AppScrobbler: A mobile application giving users insight into their app usage
This is the topic of my bachelor thesis I wrote at the Ubiquitous Media Technology Lab of the German Research Center for Artificial Intelligence (DFKI) in Saarbrücken, Germany, in the winter term 2013 / 2014.
These days, the distribution of smartphones and app diversity keep growing so that the numbers of apps and downloads are constantly increasing. But do users know how much time they actually spend on apps per day? This work involved the development of an Android application which should give users insight into their own app usage. It was part of the AppScrobbler project, which attempted to understand smartphone usage in context for different services.
For the development of the app, the most comprehensible data visualisations needed to be discovered in order to allow users to draw sound conclusions. Data visualisation ideas were sketched on paper.
Then, these sketches were evaluated through a study which consisted of an informal, open-ended interview. Visualisations showing the most used apps, reachability information and stereotypes seemed very popular. However, there was a common lack of interest in the number of installed apps. Most participants raised privacy concerns, mainly about the constant location tracking. Some also wished to hide particular apps from their friends. Before the implementation, the user interface was designed using wireframes.

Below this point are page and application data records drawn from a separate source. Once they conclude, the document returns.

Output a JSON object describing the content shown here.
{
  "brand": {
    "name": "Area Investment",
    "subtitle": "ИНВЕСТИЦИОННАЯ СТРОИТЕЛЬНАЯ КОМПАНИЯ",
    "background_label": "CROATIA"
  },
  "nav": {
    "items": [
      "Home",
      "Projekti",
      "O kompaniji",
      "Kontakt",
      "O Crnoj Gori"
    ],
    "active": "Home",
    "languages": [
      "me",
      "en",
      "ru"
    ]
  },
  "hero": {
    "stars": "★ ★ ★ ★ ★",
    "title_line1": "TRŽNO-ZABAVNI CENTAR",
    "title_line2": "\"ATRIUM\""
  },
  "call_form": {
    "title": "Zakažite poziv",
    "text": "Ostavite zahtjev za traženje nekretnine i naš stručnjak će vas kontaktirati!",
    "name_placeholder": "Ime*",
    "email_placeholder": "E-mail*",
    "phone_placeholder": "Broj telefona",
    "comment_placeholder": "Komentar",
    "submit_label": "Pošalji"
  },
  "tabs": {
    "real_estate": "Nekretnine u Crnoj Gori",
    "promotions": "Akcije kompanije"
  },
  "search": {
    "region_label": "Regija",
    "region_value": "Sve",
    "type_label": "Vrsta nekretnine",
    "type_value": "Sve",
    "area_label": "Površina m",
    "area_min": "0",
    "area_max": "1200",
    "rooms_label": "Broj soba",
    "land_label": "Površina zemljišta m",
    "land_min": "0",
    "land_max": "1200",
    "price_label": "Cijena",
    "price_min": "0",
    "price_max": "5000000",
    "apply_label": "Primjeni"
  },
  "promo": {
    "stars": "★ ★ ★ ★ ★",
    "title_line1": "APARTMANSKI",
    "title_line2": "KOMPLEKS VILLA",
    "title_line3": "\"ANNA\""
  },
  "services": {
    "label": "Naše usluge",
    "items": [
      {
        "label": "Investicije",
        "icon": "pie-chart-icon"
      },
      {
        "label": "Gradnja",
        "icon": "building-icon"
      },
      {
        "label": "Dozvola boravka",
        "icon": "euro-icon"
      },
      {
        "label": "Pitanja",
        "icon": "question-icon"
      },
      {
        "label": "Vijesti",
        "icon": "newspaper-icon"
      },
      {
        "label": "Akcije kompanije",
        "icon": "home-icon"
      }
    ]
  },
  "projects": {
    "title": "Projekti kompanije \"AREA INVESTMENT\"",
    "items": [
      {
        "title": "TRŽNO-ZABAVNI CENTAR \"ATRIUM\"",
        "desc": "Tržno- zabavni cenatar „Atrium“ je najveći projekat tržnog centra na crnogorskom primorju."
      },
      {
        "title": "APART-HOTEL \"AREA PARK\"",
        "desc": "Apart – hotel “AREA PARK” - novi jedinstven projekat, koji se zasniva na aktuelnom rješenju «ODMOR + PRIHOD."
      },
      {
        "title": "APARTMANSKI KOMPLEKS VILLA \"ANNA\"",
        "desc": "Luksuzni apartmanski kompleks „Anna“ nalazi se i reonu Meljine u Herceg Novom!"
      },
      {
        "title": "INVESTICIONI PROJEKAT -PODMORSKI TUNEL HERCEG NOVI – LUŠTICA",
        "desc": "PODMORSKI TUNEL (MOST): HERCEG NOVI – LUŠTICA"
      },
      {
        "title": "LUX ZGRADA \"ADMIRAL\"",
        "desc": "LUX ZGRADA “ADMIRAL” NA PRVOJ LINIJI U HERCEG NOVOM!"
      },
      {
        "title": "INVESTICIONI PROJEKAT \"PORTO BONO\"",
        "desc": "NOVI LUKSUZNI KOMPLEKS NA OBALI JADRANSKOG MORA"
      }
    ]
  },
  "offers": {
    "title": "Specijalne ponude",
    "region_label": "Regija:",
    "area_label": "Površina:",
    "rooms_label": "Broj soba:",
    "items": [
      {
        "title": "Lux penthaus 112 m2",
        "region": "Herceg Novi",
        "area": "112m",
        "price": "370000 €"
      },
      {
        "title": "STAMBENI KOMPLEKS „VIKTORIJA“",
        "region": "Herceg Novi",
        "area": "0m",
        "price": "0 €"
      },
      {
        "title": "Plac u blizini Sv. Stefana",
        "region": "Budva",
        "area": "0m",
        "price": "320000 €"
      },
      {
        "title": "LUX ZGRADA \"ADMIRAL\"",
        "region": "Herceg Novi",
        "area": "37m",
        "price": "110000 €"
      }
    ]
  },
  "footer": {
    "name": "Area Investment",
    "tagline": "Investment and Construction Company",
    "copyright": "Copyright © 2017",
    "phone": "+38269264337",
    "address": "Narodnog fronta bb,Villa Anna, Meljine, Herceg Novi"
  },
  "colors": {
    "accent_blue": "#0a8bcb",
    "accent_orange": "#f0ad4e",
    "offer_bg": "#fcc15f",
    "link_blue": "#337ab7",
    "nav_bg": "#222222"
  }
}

Several test versions were deployed and the received feedback owed into the further development following the iterative design process. Finally, the app was ready to be released to the public, but never was due to licensing issues of the underlying library.